The Waorani decided to start the mapping process after visiting indigenous territories in Northern Ecuador suffering the impacts of decades of oil extraction. Many Waorani communities still have intact, healthy lands and forests, rich in hunting, fishing and other resources. However, the Ecuadorian Government has recently opened up the whole of the Amazon for seismic testing, and some Waorani are concerned that their lands will suffer the devastating environmental and social impacts of oil exploitation, or other extractive and unsustainable practices including mining and industrial agriculture.
The communities worked alongside Alianza Ceibo, an umbrella coordinating group made up of representatives from four Ecuadorian indigenous peoples, ClearWater, a support organization, and Digital Democracy. In an initial meeting members of the village drew maps of their community lands, marking rivers and streams, hunting and fishing grounds and areas containing important resources. This was followed by walks in which village members accompanied a technical team of four Waorani, trained in GIS and GPS, to visit important areas, track hunting and other paths and collect GPS points to help digitize the hand-drawn maps.

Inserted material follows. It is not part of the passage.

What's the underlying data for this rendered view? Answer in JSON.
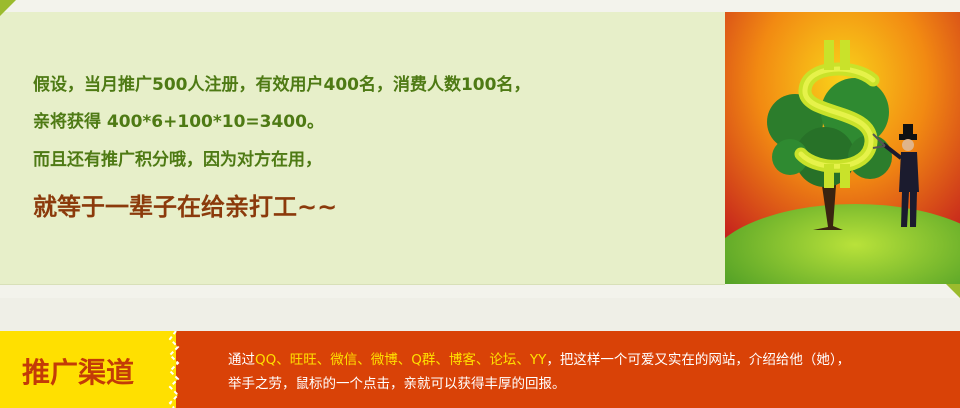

The Waorani technical team — working offline, in the villages, and alongside the village mapping teams — entered the data from the GPS and hand-drawn maps into Mapeo (read more about how Mapeo works). Mapeo is built upon the easy-to-use open-source editor that powers OpenStreetMap, with customizations to use presets and icons reflecting the sites and resources the Waorani wanted to mark, such as animal tracks, waterfalls, medicinal plants and areas of palms used for crafts.
Initial draft maps were printed and then checked and revised in each village before the final maps were prepared in Mapbox Studio, using text and symbols designed by the Waorani. Each family in Nemopare and Kiwaro received a 3ft x 2ft copy and a larger 9ft x 5ft version was printed for communal use.

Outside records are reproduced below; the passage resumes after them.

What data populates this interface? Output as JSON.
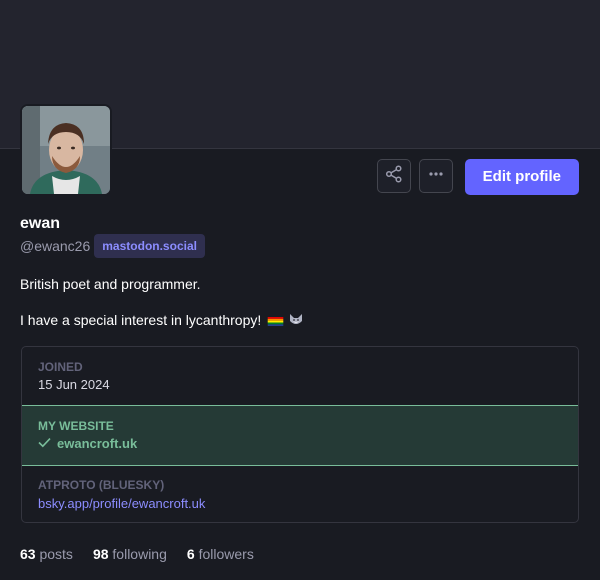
{
  "profile": {
    "display_name": "ewan",
    "handle": "@ewanc26",
    "domain": "mastodon.social",
    "bio": [
      "British poet and programmer.",
      "I have a special interest in lycanthropy!"
    ]
  },
  "actions": {
    "share_icon": "share-icon",
    "more_icon": "more-horizontal-icon",
    "edit_label": "Edit profile"
  },
  "fields": [
    {
      "label": "Joined",
      "value": "15 Jun 2024",
      "verified": false
    },
    {
      "label": "My website",
      "value": "ewancroft.uk",
      "verified": true
    },
    {
      "label": "ATPROTO (BLUESKY)",
      "value": "bsky.app/profile/ewancroft.uk",
      "verified": false
    }
  ],
  "stats": {
    "posts": {
      "count": "63",
      "label": "posts"
    },
    "following": {
      "count": "98",
      "label": "following"
    },
    "followers": {
      "count": "6",
      "label": "followers"
    }
  },
  "colors": {
    "background": "#191b22",
    "accent": "#6364ff",
    "verified": "#79bd9a",
    "link": "#8c8dff"
  }
}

Although from one point of view presentation of the maps marked the end of a process, for the community it represents a new way of thinking about and ordering land and resources; the meeting provoked a long discussion between village members. One man said that it would support him and other pikenani (elders) to transmit their knowledge of customary rules regarding relationships with the forest to younger generations and one of the village technicians reflected on how they could use the map to prepare for inevitable encounters with oil company and government representatives, and better defend their land from unwanted impacts.
For the rest of the team these maps also represent a first step. There are over fifty Waorani communities that hope to take part in the mapping process over the next few years, creating maps for each village’s internal processes and combining to produce a map of the whole of Waorani territory.
The technical side also has some way to go, to stabilize and build greater functionality into Mapeo, to test it for diverse use-cases and to create compatible tools and data management systems. Its potential is to simplify and democratize the process of mapping for indigenous and other marginalized communities worldwide and to support campaigns upholding human and environmental rights.
If you are interested in the technical workings of Mapeo, all our development is happening in the open on GitHub where you can follow along and, if you have time and the skills, jump into the issues and help us fix some things.